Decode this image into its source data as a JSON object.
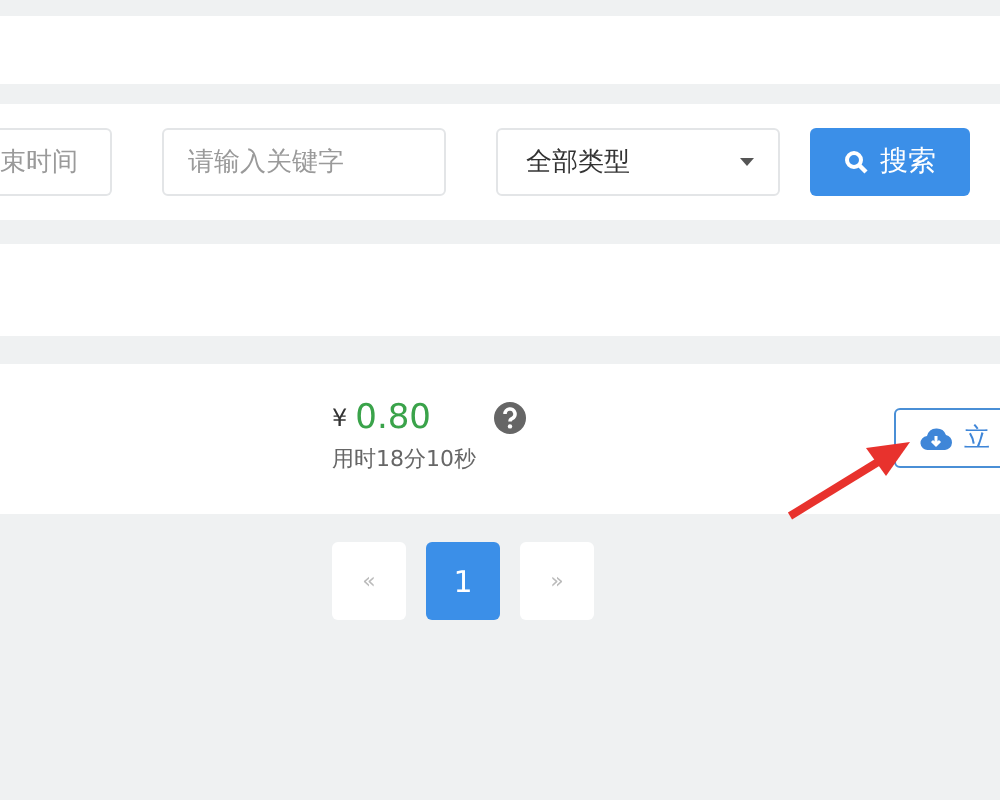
{
  "search_bar": {
    "end_time_field": {
      "placeholder": "束时间"
    },
    "keyword_field": {
      "placeholder": "请输入关键字"
    },
    "type_select": {
      "value": "全部类型"
    },
    "search_button": {
      "label": "搜索"
    }
  },
  "record": {
    "currency": "¥",
    "price": "0.80",
    "duration": "用时18分10秒",
    "action_button": {
      "label": "立"
    }
  },
  "pagination": [
    {
      "label": "«",
      "selected": false
    },
    {
      "label": "1",
      "selected": true
    },
    {
      "label": "»",
      "selected": false
    }
  ]
}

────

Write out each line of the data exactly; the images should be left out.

_RESPONSE AREA_
Decode this image into its source data as a JSON object.
{
  "search_bar": {
    "end_time_field": {
      "placeholder": "束时间"
    },
    "keyword_field": {
      "placeholder": "请输入关键字"
    },
    "type_select": {
      "value": "全部类型"
    },
    "search_button": {
      "label": "搜索"
    }
  },
  "record": {
    "currency": "¥",
    "price": "0.80",
    "duration": "用时18分10秒",
    "action_button": {
      "label": "立"
    }
  },
  "pagination": [
    {
      "label": "«",
      "selected": false
    },
    {
      "label": "1",
      "selected": true
    },
    {
      "label": "»",
      "selected": false
    }
  ]
}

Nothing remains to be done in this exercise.